“To be entitled to relief under the Act, a defendant must demonstrate a substantial deprivation of his constitutional rights in the proceedings that produced his conviction. People v. Morgan, 212 Ill. 2d 148, 153 (2004). The Act contemplates the filing of only one postconviction petition. Morgan, 212 Ill. 2d at 153. “Any claim of substantial denial of constitutional rights not raised in the original or an amended petition is waived.” 725 ILCS 5/122-3 (West 2010). The supreme court, however, has carved out an exception to this rule, relaxing the bar to successive postconviction petitions when fundamental fairness requires. Morgan, 212 Ill. 2d at 153. Generally, for a reviewing court to consider a defendant’s successive postconviction petition on its merits, the defendant must show both “cause” for his or her failure to raise the claim in the initial postconviction petition and “prejudice” resulting from this failure. People v. Pitsonbarger, 205 Ill. 2d 444, 459-60 (2002). Even if the defendant cannot meet the cause-and-prejudice test, the court may consider the successive petition if the defendant can show that consideration is “necessary to prevent a fundamental miscarriage of justice.” Pitsonbarger, 205 Ill. 2d at 459. To demonstrate a fundamental miscarriage of justice, the defendant must show actual innocence. To obtain relief under a theory of actual innocence based on “newly discovered” evidence, the defendant must offer evidence that was not available at the original trial and that could not have been discovered sooner through diligence. Morgan, 212 Ill. 2d at 154. In order to be considered, the evidence must be material, noncumulative, and of such a conclusive nature, that it would probably change the result on retrial. People v. Washington, 171 Ill. 2d 475, 489, (1996).” English, 2014 IL App (1st) 102732-B ¶35-36

The “newly discovered evidence” that defendant presented here were five-year-old and ten-year-old affidavits from State witnesses who testified in connection with a previous murder case, where those witnesses indicated that they were subjected to police misconduct, and two dated newspaper articles indicating that a “naming Detective McWeeny as one of the former Area 2 detectives that had been granted immunity in the investigation into police misconduct at Area 2.”

The Court held that the evidence that defendant submitted with his petition did not meet the “newly discovered” evidence test.
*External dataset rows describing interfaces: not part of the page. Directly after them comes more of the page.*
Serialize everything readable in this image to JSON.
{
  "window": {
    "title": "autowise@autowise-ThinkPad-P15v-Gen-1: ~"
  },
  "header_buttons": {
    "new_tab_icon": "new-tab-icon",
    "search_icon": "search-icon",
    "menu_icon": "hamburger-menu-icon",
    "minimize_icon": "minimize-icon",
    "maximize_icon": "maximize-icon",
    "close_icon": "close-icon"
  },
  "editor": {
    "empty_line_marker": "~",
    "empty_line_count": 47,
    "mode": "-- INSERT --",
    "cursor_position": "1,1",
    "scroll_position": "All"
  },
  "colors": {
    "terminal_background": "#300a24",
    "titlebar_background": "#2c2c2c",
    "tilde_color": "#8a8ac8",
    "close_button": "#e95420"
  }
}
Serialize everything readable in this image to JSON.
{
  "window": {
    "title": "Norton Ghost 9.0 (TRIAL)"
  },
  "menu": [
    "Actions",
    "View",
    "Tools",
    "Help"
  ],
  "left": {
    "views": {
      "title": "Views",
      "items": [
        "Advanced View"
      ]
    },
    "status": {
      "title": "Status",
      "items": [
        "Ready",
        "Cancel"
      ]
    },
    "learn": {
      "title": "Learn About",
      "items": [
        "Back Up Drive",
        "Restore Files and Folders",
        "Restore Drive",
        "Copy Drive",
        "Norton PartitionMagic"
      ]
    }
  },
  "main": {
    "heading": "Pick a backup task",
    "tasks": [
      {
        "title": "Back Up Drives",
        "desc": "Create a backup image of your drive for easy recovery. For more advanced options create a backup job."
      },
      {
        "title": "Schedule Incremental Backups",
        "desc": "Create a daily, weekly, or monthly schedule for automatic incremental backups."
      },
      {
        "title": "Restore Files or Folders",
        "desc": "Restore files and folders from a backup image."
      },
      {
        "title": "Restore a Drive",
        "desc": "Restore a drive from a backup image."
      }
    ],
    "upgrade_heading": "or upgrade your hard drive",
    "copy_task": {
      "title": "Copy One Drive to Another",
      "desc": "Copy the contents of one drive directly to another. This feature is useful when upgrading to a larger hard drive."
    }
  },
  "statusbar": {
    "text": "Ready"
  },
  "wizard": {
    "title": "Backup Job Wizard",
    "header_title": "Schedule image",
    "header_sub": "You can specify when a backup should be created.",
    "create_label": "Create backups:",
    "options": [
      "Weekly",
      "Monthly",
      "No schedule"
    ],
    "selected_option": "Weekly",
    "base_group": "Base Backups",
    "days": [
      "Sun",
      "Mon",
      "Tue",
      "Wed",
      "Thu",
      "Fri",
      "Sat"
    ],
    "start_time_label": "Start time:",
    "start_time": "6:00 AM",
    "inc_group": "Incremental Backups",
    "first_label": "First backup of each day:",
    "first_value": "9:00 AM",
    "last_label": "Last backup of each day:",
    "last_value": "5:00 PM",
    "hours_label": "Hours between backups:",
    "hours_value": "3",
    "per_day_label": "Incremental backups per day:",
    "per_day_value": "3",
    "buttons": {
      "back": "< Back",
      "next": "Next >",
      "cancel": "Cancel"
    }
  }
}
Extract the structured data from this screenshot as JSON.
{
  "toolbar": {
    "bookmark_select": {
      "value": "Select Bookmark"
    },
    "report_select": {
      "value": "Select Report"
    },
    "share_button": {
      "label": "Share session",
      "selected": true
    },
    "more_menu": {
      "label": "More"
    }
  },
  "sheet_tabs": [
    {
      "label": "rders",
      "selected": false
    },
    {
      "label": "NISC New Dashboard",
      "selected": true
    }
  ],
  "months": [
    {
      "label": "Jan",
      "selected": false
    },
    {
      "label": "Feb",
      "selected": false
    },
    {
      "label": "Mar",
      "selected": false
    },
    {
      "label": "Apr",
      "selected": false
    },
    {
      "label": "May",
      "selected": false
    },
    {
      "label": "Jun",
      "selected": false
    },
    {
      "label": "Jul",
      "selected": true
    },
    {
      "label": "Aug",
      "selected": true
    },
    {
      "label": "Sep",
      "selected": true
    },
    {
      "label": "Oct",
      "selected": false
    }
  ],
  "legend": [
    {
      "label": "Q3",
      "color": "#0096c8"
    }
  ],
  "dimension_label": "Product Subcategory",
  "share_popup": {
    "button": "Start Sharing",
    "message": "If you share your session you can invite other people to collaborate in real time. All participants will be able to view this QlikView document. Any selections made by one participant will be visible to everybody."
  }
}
The Court reasoned that the claims concerning police misconduct supported by the affidavits, which were five and ten years old, respectively, could have been raised in defendant’s original post-conviction petition. Furthermore, the newspaper articles indicating that the detective received immunity did not directly link to the claims made in those affidavits because the affidavits did not identify that particular detective as being the perpetrator of the police misconduct. Therefore, taken together, this evidence would not “probably change the result on re-trial,” as is required to meet the threshold requirement for a successive petition based on actual innocence under the Act.